Homœopathic Links 2018; 31(04): 221-222
DOI: 10.1055/s-0039-1677673
Thieme Medical and Scientific Publishers Private Ltd.

Publication Bias—A Threat to Scientific Validity

Bindu Sharma
1  Scientist-IV, Central Council for Research in Homoeopathy, under Ministry of AYUSH, New Delhi, India
› Author Affiliations
Further Information

Publication History

Publication Date:
26 February 2019 (online)

The term ‘publication bias’ was first used by statistician Theodore Sterling in 1959 to refer to fields in which ‘successful’ research is more likely to be published. It is a type of bias that occurs in published academic research wherein it is systematically unrepresentative of the population of completed studies. As a result, the literature of such a field results in drawing false conclusions.[1] Publication bias is sometimes called the ‘file drawer effect’ which says that results not supporting the hypotheses of researchers often go into the file drawers, leading to a bias in published research.[2] The term was coined by Rosenthal in 1979.[3]

Publication bias is a potential threat in all areas of research, including qualitative research, primary quantitative studies, narrative reviews, and quantitative reviews, that is, meta-analysis.[4] The presence of publication bias in the literature has been most extensively studied in biomedical research.[5] [6] [7] Where publication bias is present, published studies are no longer a representative sample of the available evidence. This bias distorts the results of meta-analyses and systematic reviews as evidence-based medicine is increasingly reliant on meta-analysis to assess evidence.[8]

It has come to prominence in recent years largely with the introduction and widespread adoption of the use of systematic review and meta-analytic methods to summarise research. As the methods of reviewing have become more scientific, systematic and quantitative, it is possible to empirically demonstrate the existence of publication bias and to quantify its impact.[4]
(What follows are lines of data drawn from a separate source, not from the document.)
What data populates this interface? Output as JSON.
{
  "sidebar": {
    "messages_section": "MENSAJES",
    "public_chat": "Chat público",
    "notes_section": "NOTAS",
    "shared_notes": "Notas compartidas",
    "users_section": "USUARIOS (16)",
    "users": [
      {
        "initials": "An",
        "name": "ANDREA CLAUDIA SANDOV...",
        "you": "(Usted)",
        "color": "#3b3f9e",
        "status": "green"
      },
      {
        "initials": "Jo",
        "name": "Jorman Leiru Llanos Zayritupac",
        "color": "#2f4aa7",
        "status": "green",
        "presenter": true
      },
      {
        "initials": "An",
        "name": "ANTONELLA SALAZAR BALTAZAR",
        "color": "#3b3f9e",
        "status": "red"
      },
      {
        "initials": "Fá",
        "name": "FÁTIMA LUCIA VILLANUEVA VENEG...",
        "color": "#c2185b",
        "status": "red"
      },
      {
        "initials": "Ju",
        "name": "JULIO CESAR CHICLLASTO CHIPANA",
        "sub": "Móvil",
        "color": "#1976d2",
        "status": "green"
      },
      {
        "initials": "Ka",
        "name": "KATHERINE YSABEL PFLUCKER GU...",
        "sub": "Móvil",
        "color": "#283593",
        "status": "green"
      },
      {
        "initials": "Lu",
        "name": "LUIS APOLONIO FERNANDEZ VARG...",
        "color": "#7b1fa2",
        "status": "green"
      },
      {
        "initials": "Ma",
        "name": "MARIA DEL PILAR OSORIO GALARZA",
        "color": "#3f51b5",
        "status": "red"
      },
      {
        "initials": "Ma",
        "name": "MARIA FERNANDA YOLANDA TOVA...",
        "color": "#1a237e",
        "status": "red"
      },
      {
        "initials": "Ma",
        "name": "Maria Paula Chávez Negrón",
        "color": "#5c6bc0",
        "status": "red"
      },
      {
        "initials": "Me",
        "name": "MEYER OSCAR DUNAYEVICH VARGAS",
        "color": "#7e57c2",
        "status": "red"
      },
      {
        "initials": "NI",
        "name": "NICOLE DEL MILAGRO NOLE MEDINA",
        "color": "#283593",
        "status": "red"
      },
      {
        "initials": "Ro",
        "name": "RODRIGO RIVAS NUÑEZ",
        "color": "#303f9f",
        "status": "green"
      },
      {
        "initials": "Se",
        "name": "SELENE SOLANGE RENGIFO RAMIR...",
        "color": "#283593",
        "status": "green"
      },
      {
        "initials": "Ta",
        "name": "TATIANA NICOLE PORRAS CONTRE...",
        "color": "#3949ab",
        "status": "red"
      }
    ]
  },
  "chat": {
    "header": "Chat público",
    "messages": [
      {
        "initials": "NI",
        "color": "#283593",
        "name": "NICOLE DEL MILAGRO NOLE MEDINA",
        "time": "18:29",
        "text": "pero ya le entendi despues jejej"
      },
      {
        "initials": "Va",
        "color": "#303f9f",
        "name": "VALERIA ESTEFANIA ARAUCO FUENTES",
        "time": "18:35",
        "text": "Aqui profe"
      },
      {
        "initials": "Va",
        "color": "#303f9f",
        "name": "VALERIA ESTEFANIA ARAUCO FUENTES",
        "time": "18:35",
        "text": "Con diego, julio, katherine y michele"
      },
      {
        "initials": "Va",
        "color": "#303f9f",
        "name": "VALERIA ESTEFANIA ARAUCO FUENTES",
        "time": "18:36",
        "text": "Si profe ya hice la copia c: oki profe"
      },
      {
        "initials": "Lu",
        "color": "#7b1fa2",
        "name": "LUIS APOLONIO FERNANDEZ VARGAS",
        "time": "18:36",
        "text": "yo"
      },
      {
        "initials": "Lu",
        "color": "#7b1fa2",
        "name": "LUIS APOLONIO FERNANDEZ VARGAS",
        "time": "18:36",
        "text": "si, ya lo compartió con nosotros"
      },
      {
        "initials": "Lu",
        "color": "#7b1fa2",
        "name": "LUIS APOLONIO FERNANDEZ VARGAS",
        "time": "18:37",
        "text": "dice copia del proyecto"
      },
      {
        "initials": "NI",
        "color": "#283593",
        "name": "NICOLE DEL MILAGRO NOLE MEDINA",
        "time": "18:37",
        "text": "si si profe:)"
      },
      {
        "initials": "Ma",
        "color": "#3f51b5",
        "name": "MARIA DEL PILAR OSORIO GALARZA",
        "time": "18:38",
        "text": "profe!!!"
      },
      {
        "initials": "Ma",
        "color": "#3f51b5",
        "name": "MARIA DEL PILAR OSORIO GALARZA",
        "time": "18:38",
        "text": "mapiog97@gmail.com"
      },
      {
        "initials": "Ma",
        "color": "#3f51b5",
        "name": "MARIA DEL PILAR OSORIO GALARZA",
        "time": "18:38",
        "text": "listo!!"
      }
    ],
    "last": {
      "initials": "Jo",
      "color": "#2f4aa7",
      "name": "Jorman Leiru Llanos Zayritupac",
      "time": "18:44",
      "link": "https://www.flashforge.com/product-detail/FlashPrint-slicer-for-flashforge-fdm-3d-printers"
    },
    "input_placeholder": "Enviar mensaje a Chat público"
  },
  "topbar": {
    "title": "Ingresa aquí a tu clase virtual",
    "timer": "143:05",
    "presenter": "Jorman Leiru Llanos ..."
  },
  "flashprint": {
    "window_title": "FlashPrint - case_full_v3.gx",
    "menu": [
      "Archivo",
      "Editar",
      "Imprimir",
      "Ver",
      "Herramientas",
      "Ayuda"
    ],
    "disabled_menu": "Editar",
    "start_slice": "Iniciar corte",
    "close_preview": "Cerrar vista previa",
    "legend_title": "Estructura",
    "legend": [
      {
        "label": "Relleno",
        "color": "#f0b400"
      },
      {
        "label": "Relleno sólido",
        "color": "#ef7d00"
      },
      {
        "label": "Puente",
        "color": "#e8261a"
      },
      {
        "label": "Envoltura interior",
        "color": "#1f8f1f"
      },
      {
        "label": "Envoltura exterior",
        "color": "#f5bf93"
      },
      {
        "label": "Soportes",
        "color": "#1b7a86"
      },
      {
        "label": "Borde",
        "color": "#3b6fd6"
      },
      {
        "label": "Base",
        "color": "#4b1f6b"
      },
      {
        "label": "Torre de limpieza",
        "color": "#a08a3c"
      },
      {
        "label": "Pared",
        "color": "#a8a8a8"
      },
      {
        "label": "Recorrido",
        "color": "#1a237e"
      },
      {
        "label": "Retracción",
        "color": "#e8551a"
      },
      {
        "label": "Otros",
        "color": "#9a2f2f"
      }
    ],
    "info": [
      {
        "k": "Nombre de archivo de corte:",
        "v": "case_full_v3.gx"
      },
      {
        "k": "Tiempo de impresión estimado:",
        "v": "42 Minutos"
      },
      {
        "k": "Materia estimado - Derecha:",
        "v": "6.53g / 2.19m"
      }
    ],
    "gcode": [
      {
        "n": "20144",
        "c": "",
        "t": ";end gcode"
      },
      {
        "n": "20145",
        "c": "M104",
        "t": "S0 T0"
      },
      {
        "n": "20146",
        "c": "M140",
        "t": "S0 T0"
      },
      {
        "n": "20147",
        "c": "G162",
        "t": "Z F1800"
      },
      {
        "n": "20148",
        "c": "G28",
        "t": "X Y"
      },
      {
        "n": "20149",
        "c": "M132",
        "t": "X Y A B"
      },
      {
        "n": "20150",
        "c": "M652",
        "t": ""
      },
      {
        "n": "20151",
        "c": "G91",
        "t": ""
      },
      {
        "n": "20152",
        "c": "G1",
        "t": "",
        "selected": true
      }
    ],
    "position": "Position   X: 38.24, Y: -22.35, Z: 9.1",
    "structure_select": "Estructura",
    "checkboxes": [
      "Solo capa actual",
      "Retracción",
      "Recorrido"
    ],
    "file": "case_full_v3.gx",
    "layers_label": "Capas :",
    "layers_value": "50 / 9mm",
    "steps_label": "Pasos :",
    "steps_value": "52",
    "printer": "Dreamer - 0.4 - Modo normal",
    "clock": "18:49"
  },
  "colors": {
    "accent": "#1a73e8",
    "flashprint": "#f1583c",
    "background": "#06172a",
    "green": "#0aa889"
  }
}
Publication bias occurs when the publication of research results depends not just on the quality of the research but also on the hypothesis tested, and the significance and direction of effects detected.[9] Publishing only results that show a significant finding disturbs the balance of findings. In some cases, it may foster adverse consequences, when an ineffective or dangerous treatment is falsely viewed as safe and effective.[4] The most common reason for publication biasness is nonpublication of results that do not wave off the null hypothesis assuming it to be a mistake, failure to support a known finding, loss of interest in the topic or anticipation that others will be uninterested in the null results.[10] Studies with positive results are more likely to make it to the journals and thus found to be published faster than the studies with negative results. Thus any meta-analysis or literature review based on the published data will be biased. Studies with significant results have a shorter median time to publication (4–7 years) whereas those with nonsignificant results have a median time of 8 years. Positive-result bias occurs when authors are more likely to submit, or editors are more likely to accept, positive results than negative or inconclusive results.[11] Studies with significant results have a shorter outcome. Reporting bias occurs when multiple outcomes are measured and analysed, but the reporting of these outcomes is dependent on the strength and direction of its results. A generic term coined to describe these post hoc choices is HARKing (‘Hypothesising After the Results are Known’).[12]

Publication bias matters because literature reviews regarding support for a hypothesis can be biased if the original literature is contaminated by publication bias. When the research that is readily available differs in its results from the results of all the research that has been done in an area, readers and reviewers of that research are in danger of drawing the wrong conclusion about what that body of research shows.[4]

There are number of proposed strategies to detect and control publication bias.[4] Some journals ask for a preregistration of the study prior to collection of data and analysis to spot redundant publication and challenge nonpublication and highlight selective reporting and post hoc analysis. Other strategies include maintaining trial registers and linking protocols with publications, P-curve analysis[13] and disfavouring small and nonrandomised studies because of their demonstrated high susceptibility to error and bias.[10]

Publication bias can be contained through better powered studies, enhanced research standards and careful consideration of true and untrue relationships.[14] Better powered studies refer to large studies that deliver definitive results or test major concepts and lead to low-bias meta-analysis. Enhanced research standards such as the preregistration of protocols, the registration of data collections and adherence to established protocols are other techniques. To avoid false-positive results, the experimenter must consider the chances that they are testing a true or untrue relationship. This can be undertaken by properly assessing the false-positive report probability based on the statistical power of the test[15] and reconfirming (whenever ethically acceptable) established findings of prior studies known to have minimal bias.